EXTRACTED MATERIAL:
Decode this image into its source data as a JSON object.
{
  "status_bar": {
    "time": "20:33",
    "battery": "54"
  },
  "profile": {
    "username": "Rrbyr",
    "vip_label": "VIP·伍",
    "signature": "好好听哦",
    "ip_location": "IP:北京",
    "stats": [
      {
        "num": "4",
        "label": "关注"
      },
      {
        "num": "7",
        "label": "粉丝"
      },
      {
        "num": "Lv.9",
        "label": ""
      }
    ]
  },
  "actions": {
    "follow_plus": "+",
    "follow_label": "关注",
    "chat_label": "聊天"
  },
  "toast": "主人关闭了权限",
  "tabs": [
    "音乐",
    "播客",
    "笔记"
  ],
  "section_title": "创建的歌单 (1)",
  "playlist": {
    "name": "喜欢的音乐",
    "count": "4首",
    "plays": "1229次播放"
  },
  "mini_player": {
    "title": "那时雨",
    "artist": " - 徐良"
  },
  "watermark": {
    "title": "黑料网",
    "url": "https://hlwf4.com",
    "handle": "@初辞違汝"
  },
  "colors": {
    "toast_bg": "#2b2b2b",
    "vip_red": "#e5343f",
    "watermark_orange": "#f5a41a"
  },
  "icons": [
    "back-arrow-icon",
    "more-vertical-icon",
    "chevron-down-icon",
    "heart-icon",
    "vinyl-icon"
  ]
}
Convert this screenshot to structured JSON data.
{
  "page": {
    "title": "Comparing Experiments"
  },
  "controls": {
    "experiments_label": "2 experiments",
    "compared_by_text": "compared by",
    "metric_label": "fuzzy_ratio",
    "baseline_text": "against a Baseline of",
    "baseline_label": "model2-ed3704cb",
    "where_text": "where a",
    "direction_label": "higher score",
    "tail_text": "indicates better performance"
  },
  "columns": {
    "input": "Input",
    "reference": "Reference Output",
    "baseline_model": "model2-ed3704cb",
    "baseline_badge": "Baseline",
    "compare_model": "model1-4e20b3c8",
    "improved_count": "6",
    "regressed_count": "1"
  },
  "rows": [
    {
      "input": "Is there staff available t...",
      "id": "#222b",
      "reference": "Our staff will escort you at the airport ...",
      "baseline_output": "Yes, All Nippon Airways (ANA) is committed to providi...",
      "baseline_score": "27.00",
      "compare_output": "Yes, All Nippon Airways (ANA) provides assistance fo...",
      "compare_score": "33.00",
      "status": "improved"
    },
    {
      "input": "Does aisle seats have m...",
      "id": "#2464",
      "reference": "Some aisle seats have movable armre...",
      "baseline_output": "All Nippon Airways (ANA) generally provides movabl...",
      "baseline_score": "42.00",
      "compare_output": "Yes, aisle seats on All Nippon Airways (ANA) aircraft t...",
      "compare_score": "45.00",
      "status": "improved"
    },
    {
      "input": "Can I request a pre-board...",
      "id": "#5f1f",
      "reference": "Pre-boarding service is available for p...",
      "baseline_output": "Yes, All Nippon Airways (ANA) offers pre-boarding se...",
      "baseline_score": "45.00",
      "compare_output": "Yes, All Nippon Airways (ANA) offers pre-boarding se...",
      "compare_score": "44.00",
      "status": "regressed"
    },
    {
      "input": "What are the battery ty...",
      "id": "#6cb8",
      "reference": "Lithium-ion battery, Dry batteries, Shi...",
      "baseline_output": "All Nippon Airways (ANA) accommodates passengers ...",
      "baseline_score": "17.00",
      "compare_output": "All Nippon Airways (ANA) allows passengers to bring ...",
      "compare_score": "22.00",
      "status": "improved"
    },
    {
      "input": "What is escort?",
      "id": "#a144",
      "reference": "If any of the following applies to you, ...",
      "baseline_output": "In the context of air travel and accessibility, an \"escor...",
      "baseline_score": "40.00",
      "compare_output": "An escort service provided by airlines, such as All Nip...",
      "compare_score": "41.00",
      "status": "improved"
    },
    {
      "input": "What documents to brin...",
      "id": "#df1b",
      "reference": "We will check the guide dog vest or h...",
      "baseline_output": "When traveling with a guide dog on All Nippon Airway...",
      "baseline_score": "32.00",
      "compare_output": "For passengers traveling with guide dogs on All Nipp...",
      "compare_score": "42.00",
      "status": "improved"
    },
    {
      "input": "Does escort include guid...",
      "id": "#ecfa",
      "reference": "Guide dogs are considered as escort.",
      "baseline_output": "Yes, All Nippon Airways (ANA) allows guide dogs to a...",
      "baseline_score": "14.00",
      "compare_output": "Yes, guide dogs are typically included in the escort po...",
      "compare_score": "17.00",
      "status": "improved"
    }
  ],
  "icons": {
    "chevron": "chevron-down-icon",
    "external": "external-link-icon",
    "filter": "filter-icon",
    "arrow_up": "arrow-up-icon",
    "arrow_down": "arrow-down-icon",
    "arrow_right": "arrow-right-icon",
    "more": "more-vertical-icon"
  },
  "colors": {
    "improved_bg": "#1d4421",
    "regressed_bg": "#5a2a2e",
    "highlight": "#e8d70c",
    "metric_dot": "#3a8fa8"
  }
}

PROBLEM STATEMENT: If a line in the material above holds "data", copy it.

REPLY:
Decode this image into its source data as a JSON object.
Convert this screenshot to structured JSON data.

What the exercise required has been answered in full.